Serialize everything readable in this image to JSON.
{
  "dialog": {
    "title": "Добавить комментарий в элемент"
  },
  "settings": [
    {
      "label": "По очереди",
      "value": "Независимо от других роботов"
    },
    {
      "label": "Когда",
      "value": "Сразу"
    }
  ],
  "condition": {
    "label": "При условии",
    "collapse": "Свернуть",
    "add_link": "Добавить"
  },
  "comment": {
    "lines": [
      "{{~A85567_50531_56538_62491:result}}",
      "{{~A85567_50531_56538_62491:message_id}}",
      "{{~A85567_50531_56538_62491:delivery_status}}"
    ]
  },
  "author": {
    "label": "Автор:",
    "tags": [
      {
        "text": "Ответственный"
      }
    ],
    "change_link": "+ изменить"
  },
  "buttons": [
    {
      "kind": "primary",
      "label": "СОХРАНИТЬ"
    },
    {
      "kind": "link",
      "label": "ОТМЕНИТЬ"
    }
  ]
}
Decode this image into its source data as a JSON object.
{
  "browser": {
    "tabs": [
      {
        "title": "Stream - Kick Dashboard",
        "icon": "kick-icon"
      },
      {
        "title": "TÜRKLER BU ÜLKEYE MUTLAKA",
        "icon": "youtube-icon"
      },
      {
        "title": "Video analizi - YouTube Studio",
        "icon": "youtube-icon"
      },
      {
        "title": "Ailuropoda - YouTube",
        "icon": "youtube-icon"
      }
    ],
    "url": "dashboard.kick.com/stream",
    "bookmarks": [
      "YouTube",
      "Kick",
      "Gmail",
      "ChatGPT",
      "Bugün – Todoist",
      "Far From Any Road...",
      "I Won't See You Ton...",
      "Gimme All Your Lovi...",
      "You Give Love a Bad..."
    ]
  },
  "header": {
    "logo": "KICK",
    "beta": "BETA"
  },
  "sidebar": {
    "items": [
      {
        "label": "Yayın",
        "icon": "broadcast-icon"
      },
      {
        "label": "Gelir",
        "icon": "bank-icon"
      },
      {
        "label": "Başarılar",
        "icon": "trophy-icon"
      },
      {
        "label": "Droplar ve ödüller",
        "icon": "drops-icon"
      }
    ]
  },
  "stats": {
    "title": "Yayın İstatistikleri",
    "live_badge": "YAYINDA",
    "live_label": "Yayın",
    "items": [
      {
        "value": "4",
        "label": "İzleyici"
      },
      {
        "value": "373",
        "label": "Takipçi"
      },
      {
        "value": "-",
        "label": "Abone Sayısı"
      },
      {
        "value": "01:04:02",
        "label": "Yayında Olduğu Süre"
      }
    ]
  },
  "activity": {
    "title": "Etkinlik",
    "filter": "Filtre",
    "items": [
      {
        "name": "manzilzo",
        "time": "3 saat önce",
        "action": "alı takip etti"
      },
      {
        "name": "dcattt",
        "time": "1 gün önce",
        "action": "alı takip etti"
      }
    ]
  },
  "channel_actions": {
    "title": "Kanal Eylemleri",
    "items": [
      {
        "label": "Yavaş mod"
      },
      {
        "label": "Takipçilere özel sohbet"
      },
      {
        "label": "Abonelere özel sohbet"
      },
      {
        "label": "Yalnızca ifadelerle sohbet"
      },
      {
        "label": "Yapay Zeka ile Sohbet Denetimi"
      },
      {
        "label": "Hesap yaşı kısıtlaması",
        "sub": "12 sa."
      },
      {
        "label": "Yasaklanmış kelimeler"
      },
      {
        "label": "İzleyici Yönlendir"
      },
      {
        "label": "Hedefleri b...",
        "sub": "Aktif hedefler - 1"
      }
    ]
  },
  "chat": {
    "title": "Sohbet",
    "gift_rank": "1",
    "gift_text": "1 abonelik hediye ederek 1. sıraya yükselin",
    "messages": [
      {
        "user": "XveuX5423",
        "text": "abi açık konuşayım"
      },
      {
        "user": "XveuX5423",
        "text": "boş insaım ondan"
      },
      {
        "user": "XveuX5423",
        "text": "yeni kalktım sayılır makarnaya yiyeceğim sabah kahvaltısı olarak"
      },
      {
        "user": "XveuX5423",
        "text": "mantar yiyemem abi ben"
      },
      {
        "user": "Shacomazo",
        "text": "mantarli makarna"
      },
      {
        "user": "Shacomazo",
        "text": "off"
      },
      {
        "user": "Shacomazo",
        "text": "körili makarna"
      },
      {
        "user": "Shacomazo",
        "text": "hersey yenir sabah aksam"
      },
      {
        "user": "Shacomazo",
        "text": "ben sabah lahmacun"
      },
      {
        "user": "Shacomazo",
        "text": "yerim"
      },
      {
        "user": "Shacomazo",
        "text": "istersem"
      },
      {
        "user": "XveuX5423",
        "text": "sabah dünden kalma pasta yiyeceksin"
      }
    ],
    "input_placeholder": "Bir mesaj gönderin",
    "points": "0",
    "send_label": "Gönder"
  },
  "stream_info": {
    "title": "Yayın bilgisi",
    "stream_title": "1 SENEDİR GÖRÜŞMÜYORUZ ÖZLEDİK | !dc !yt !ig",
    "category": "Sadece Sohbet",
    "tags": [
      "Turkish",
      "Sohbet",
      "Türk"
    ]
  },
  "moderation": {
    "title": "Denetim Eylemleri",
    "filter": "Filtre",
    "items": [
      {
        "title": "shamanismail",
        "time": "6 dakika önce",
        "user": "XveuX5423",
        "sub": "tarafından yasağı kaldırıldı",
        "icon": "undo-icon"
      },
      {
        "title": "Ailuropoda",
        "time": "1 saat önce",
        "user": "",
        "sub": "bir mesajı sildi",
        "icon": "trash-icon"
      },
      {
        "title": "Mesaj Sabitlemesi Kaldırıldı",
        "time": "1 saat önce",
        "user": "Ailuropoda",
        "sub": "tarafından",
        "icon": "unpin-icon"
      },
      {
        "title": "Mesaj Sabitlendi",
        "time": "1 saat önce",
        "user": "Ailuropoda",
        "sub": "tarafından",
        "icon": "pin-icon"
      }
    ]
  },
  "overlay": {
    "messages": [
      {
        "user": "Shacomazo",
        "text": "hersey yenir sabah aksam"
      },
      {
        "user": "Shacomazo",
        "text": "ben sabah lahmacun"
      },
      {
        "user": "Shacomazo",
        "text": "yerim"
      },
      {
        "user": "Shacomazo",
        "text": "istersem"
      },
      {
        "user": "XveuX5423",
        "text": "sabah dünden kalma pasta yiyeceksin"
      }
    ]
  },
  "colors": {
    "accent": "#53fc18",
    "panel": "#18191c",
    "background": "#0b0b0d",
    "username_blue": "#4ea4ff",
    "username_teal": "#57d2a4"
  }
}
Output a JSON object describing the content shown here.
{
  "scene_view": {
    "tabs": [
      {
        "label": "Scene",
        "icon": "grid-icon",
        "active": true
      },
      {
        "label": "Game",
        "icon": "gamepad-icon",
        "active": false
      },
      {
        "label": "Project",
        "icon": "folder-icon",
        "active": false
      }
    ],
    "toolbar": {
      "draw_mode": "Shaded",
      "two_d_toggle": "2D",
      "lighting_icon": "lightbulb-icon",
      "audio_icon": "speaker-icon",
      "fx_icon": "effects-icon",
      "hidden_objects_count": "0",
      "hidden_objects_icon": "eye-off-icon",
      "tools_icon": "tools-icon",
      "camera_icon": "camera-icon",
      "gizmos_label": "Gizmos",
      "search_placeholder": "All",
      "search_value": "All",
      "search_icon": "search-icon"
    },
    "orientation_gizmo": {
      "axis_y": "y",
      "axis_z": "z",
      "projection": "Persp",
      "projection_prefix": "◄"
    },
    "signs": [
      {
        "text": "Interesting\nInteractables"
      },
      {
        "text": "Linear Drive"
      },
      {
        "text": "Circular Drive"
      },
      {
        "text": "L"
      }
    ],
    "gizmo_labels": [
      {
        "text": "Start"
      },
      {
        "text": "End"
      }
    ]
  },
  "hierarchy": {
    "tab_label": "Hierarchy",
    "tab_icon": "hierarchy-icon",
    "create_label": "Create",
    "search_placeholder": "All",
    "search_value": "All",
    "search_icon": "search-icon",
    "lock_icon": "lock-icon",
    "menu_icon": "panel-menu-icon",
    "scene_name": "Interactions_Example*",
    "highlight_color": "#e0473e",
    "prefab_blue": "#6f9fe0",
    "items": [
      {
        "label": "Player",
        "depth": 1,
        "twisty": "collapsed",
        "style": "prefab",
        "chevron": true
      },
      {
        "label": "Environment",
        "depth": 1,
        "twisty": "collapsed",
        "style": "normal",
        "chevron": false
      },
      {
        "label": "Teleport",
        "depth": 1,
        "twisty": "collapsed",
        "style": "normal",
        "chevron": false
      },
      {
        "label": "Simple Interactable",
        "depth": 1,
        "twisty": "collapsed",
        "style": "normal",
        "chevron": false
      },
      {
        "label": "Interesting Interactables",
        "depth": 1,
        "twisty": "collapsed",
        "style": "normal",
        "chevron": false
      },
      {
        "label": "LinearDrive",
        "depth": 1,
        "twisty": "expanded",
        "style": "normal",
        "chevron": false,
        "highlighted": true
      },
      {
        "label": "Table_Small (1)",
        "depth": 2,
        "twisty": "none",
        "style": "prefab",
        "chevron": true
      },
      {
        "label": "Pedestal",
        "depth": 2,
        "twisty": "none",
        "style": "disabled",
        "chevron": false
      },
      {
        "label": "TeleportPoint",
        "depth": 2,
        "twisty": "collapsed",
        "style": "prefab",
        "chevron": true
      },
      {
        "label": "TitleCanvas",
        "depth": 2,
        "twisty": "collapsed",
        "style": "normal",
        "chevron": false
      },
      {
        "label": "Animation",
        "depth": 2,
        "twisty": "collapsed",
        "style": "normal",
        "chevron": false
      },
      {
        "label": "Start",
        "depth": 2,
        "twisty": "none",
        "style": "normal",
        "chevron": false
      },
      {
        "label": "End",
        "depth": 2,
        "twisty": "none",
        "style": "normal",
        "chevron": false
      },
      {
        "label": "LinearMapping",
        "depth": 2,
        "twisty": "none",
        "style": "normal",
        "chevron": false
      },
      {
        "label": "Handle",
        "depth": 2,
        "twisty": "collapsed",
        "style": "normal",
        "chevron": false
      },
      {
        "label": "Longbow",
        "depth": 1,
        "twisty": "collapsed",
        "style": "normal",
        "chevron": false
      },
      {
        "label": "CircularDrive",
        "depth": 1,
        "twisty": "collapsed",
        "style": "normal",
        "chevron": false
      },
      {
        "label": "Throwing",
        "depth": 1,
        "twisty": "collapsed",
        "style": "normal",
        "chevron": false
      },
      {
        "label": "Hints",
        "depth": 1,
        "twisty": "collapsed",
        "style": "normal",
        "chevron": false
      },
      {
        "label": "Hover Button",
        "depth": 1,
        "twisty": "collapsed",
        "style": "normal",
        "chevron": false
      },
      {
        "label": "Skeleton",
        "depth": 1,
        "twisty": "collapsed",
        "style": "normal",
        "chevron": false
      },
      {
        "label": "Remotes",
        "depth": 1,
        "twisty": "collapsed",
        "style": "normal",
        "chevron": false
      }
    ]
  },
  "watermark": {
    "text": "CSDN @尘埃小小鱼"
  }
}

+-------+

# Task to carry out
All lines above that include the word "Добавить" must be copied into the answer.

# Answer for the task
    "title": "Добавить комментарий в элемент"
    "add_link": "Добавить"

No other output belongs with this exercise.